This is where things get really interesting. Packed with details, the dial is a showcase of Bovet’s refined artisanal and artistic handiwork. Starting with the protagonist, the moon is rendered with a high degree of realism and the exact cartography of our celestial neighbour has been engraved on a mirror-polished steel plate. The craters of the moon are filled with a luminescent substance and the sky surrounding the moon is engraved on a blue PVD-treated nickel plate that appears to be twinkling with stars. Unlike traditional moon phase functions with two moons on a moving disc, Bovet uses two pallets (like lollipops) that move over the fixed Moon. Fitted with a precision moon phase module, entirely developed and manufactured by DIMIER 1738, it will only require a one-day correction every 122 years.
As you can see, blue is the thematic colour of the dial but is used in different shades to denote different functions. The background sky and pallets that hide and reveal the Moon are picked out in an almost electric metallic blue, hand-chiselled with a bris de verre (shattered glass) motif. Forming an elegant figure eight, a bit like Jaquet Droz Grande Seconde family, the lower half of the dial features the hours and minutes disc in a much darker, almost midnight-blue tonality. Carved from translucent blue aventurine glass with ten diamond hour markers, the hours and minutes dial recreates a sparkling, star-studded night sky. But there is another detail that cannot be overlooked. The hands, with their squiggly shape and rounded arrow tips, perform a romantic gesture every hour. When the minutes hand rests on top of the hours hand, the combined shape forms a heart!
Behind the time and moon phase functions is a richly hand-chiselled background with a shooting star on the left (crowned with a diamond) and a view of the hand-chamfered and polished steel levers and jumper spring of the moon phase corrector on the right. Winding the watch with the large gold fluted crown is a real pleasure, but watching the mechanics responsible for resetting the moon phases jump into action is a true spectacle.
A beautiful movement
The reverse side of the watch offers more aesthetic pleasures and reveals the mechanical self-winding movement – calibre 11DA16-MP – with its generous 72-hour power reserve. Paying homage to the founder’s predilection for hand-engraving his movements with floral motifs, the 22k gold rotor displays the classic Fleurisanne engraving for which the House is famous. Naturally, the blue motif of the dial is carried over to the movement with the inclusion of blued steel screws.
As you can tell, I am bewitched by this timepiece.
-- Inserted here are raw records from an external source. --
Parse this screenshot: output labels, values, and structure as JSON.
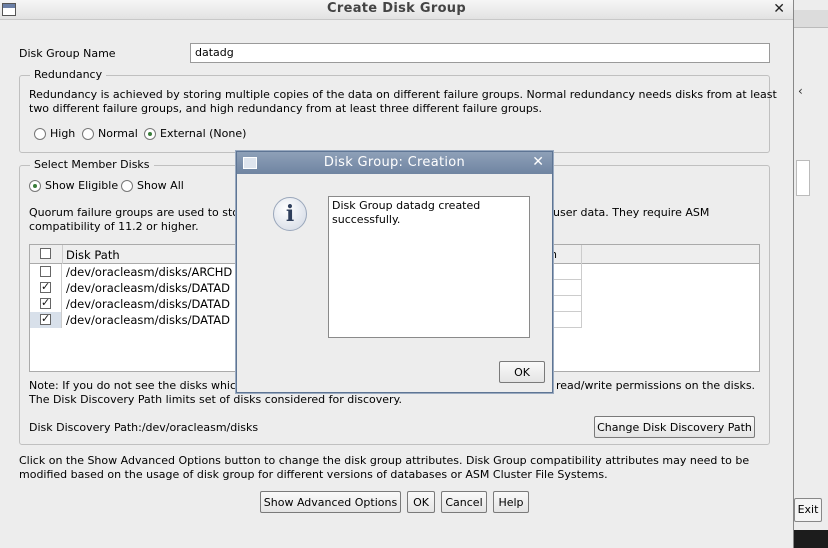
{
  "window": {
    "title": "Create Disk Group",
    "close_glyph": "✕"
  },
  "form": {
    "disk_group_name_label": "Disk Group Name",
    "disk_group_name_value": "datadg"
  },
  "redundancy": {
    "legend": "Redundancy",
    "description_line1": "Redundancy is achieved by storing multiple copies of the data on different failure groups. Normal redundancy needs disks from at least",
    "description_line2": "two different failure groups, and high redundancy from at least three different failure groups.",
    "options": [
      {
        "label": "High",
        "selected": false
      },
      {
        "label": "Normal",
        "selected": false
      },
      {
        "label": "External (None)",
        "selected": true
      }
    ]
  },
  "member_disks": {
    "legend": "Select Member Disks",
    "filter_options": [
      {
        "label": "Show Eligible",
        "selected": true
      },
      {
        "label": "Show All",
        "selected": false
      }
    ],
    "quorum_line1_left": "Quorum failure groups are used to sto",
    "quorum_line1_right": "user data. They require ASM",
    "quorum_line2": "compatibility of 11.2 or higher.",
    "table": {
      "header_path": "Disk Path",
      "header_right_fragment": "n",
      "rows": [
        {
          "path": "/dev/oracleasm/disks/ARCHD",
          "checked": false
        },
        {
          "path": "/dev/oracleasm/disks/DATAD",
          "checked": true
        },
        {
          "path": "/dev/oracleasm/disks/DATAD",
          "checked": true
        },
        {
          "path": "/dev/oracleasm/disks/DATAD",
          "checked": true
        }
      ]
    },
    "note_line1_left": "Note: If you do not see the disks which",
    "note_line1_right": "read/write permissions on the disks.",
    "note_line2": "The Disk Discovery Path limits set of disks considered for discovery.",
    "discovery_path_text": "Disk Discovery Path:/dev/oracleasm/disks",
    "change_path_button": "Change Disk Discovery Path"
  },
  "advanced_note_line1": "Click on the Show Advanced Options button to change the disk group attributes. Disk Group compatibility attributes may need to be",
  "advanced_note_line2": "modified based on the usage of disk group for different versions of databases or ASM Cluster File Systems.",
  "buttons": {
    "show_advanced": "Show Advanced Options",
    "ok": "OK",
    "cancel": "Cancel",
    "help": "Help"
  },
  "modal": {
    "title": "Disk Group: Creation",
    "close_glyph": "✕",
    "icon_glyph": "i",
    "message": "Disk Group datadg created successfully.",
    "ok_button": "OK"
  },
  "background_window": {
    "chevron_glyph": "‹",
    "exit_button": "Exit"
  }
}
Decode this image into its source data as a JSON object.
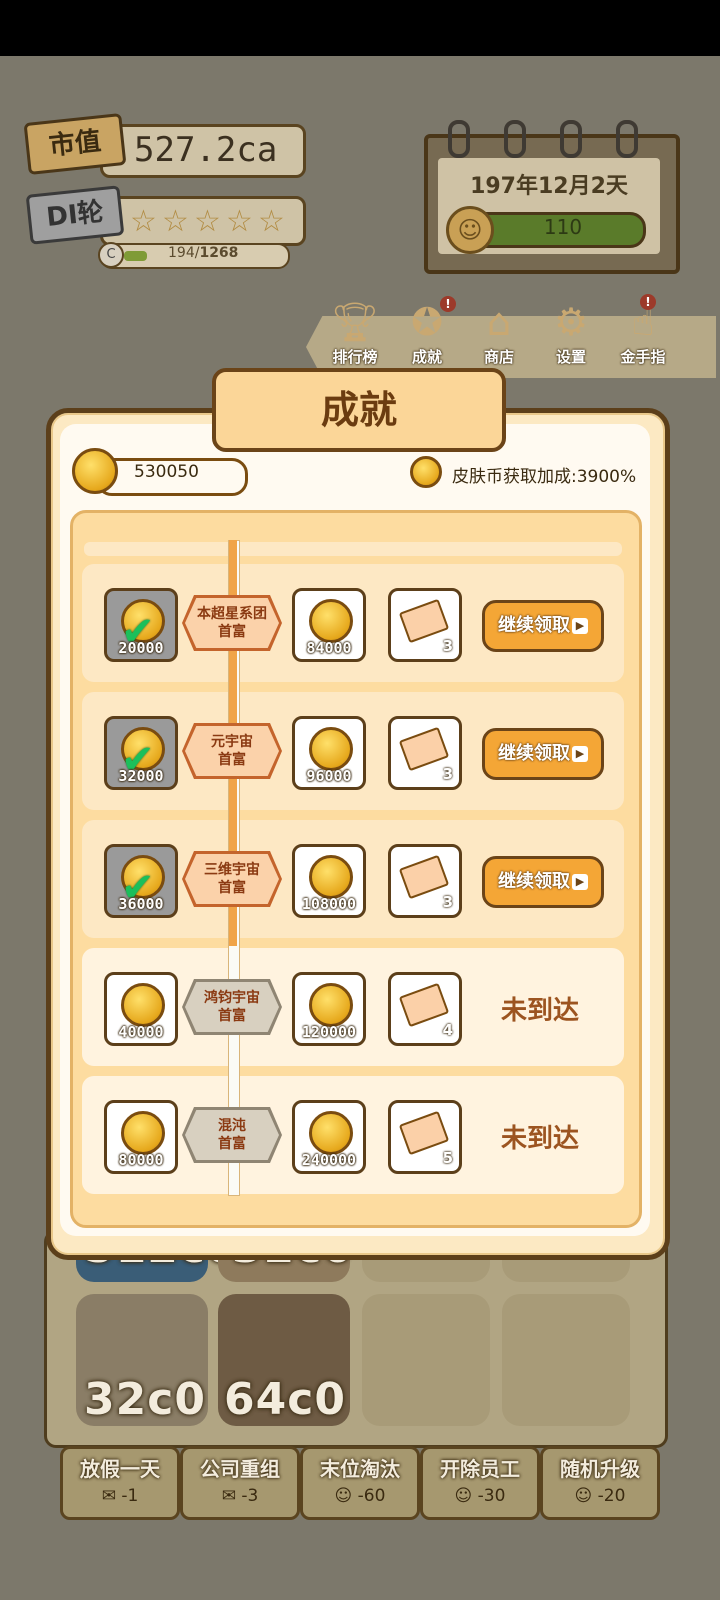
{
  "hud": {
    "market_cap_label": "市值",
    "market_cap_value": "527.2ca",
    "rank_label": "DI轮",
    "stars": [
      "☆",
      "☆",
      "☆",
      "☆",
      "☆"
    ],
    "progress_icon": "C",
    "progress_current": "194",
    "progress_total": "1268",
    "progress_fraction": 0.153
  },
  "calendar": {
    "date": "197年12月2天",
    "mood_value": "110",
    "mood_icon": "smiley-face-icon"
  },
  "menu": {
    "items": [
      {
        "label": "排行榜",
        "icon": "trophy-icon",
        "badge": false
      },
      {
        "label": "成就",
        "icon": "medal-icon",
        "badge": true
      },
      {
        "label": "商店",
        "icon": "shop-icon",
        "badge": false
      },
      {
        "label": "设置",
        "icon": "gear-icon",
        "badge": false
      },
      {
        "label": "金手指",
        "icon": "pointing-hand-icon",
        "badge": true
      }
    ],
    "badge_text": "!"
  },
  "modal": {
    "title": "成就",
    "coin_balance": "530050",
    "bonus_text": "皮肤币获取加成:3900%",
    "rows": [
      {
        "status": "done",
        "reward_coin": "20000",
        "milestone_line1": "本超星系团",
        "milestone_line2": "首富",
        "bonus_coin": "84000",
        "ticket_count": "3",
        "action": "继续领取"
      },
      {
        "status": "done",
        "reward_coin": "32000",
        "milestone_line1": "元宇宙",
        "milestone_line2": "首富",
        "bonus_coin": "96000",
        "ticket_count": "3",
        "action": "继续领取"
      },
      {
        "status": "done",
        "reward_coin": "36000",
        "milestone_line1": "三维宇宙",
        "milestone_line2": "首富",
        "bonus_coin": "108000",
        "ticket_count": "3",
        "action": "继续领取"
      },
      {
        "status": "pending",
        "reward_coin": "40000",
        "milestone_line1": "鸿钧宇宙",
        "milestone_line2": "首富",
        "bonus_coin": "120000",
        "ticket_count": "4",
        "action": "未到达"
      },
      {
        "status": "pending",
        "reward_coin": "80000",
        "milestone_line1": "混沌",
        "milestone_line2": "首富",
        "bonus_coin": "240000",
        "ticket_count": "5",
        "action": "未到达"
      }
    ],
    "play_icon": "▶"
  },
  "background": {
    "cards": [
      "512c0",
      "32c0",
      "32c0",
      "64c0"
    ],
    "actions": [
      {
        "label": "放假一天",
        "cost": "-1",
        "icon": "ticket-icon"
      },
      {
        "label": "公司重组",
        "cost": "-3",
        "icon": "ticket-icon"
      },
      {
        "label": "末位淘汰",
        "cost": "-60",
        "icon": "smiley-face-icon"
      },
      {
        "label": "开除员工",
        "cost": "-30",
        "icon": "smiley-face-icon"
      },
      {
        "label": "随机升级",
        "cost": "-20",
        "icon": "smiley-face-icon"
      }
    ]
  }
}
I love the generous case size, the realistic rendering of the Moon and the celestial blues, but what really gets me going and makes me extremely happy is that some brands are finally listening to women who enjoy complications, who enjoy mechanical wonders but still insist on beautiful, feminine objects.
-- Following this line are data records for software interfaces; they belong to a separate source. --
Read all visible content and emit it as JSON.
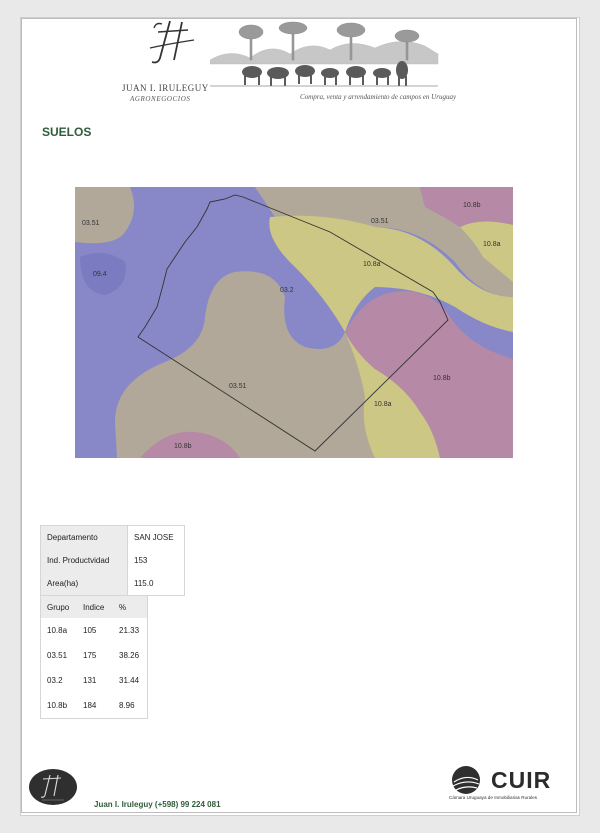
{
  "header": {
    "brand_name": "JUAN I. IRULEGUY",
    "brand_sub": "AGRONEGOCIOS",
    "tagline": "Compra, venta y arrendamiento de campos en Uruguay"
  },
  "section": {
    "title": "SUELOS"
  },
  "map": {
    "labels": [
      "10.8b",
      "03.51",
      "10.8a",
      "03.51",
      "09.4",
      "10.8a",
      "03.2",
      "03.51",
      "10.8b",
      "10.8a",
      "10.8b"
    ],
    "colors": {
      "purple": "#8888c8",
      "beige": "#b2a89a",
      "yellow": "#cdc785",
      "magenta": "#b68aa6",
      "boundary": "#333333"
    }
  },
  "info": {
    "rows": [
      {
        "label": "Departamento",
        "value": "SAN JOSE"
      },
      {
        "label": "Ind. Productvidad",
        "value": "153"
      },
      {
        "label": "Area(ha)",
        "value": "115.0"
      }
    ]
  },
  "soils": {
    "headers": [
      "Grupo",
      "Indice",
      "%"
    ],
    "rows": [
      [
        "10.8a",
        "105",
        "21.33"
      ],
      [
        "03.51",
        "175",
        "38.26"
      ],
      [
        "03.2",
        "131",
        "31.44"
      ],
      [
        "10.8b",
        "184",
        "8.96"
      ]
    ]
  },
  "footer": {
    "contact": "Juan I. Iruleguy (+598) 99 224 081",
    "cuir_name": "CUIR",
    "cuir_sub": "Cámara Uruguaya de Inmobiliarias Rurales"
  }
}
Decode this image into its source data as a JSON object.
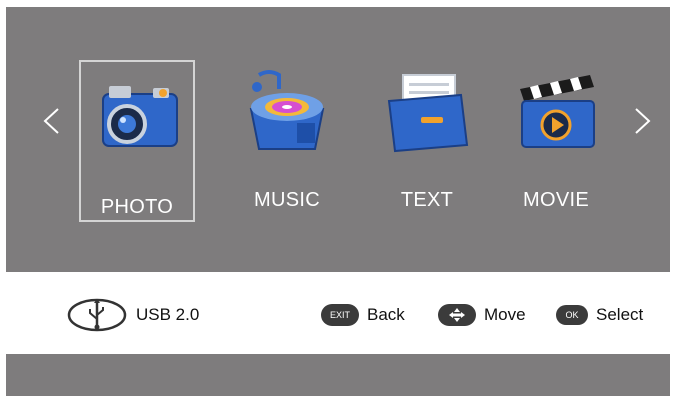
{
  "menu": {
    "items": [
      {
        "label": "PHOTO",
        "icon": "camera-icon",
        "selected": true
      },
      {
        "label": "MUSIC",
        "icon": "music-box-icon",
        "selected": false
      },
      {
        "label": "TEXT",
        "icon": "folder-document-icon",
        "selected": false
      },
      {
        "label": "MOVIE",
        "icon": "clapperboard-icon",
        "selected": false
      }
    ],
    "prev_arrow": "<",
    "next_arrow": ">"
  },
  "footer": {
    "source_label": "USB 2.0",
    "hints": [
      {
        "key": "EXIT",
        "label": "Back"
      },
      {
        "key": "",
        "label": "Move"
      },
      {
        "key": "OK",
        "label": "Select"
      }
    ]
  },
  "colors": {
    "panel": "#7e7c7d",
    "selection_border": "#d4d4d4",
    "label_text": "#ffffff",
    "key_pill": "#3b3b3b"
  }
}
The Dimier Récital 11 Miss Alexandra is also available in white gold and with baguette-cut diamonds. It can also be ordered without diamonds and with a hand-chiselled case to match the decoration of the movement. Presented on a blue alligator strap, the 18k red gold model with diamonds is attached to the wrist with an 18k red gold ardillon buckle and retails for CHF 44,000. For more information, please consult www.bovet.com.
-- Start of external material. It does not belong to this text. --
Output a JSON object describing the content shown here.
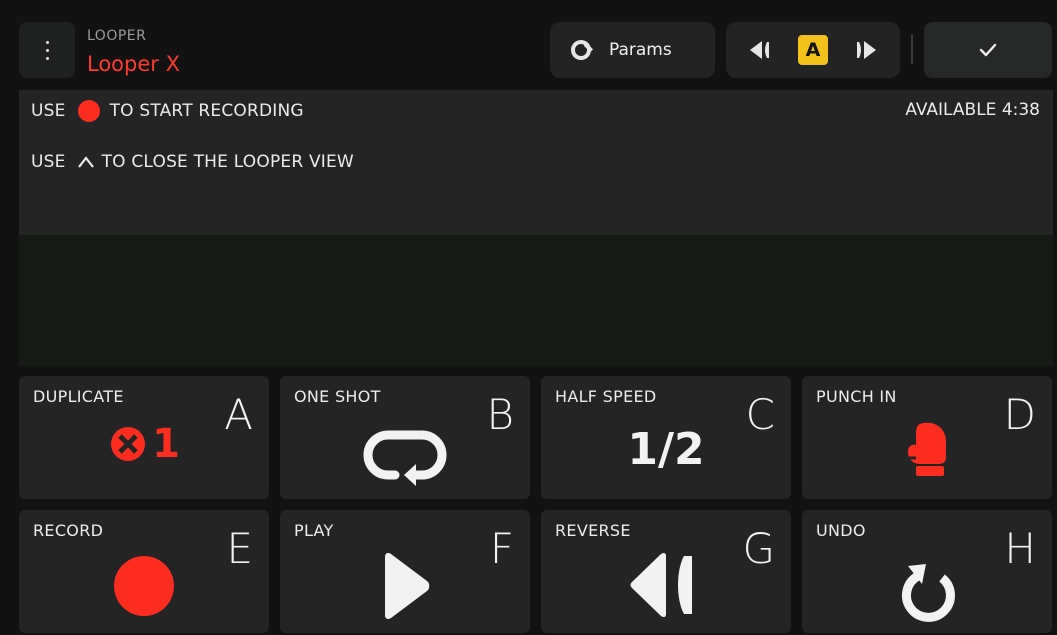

This post first appeared on Monochrome Watches - An online magazine dedicated to fine watches.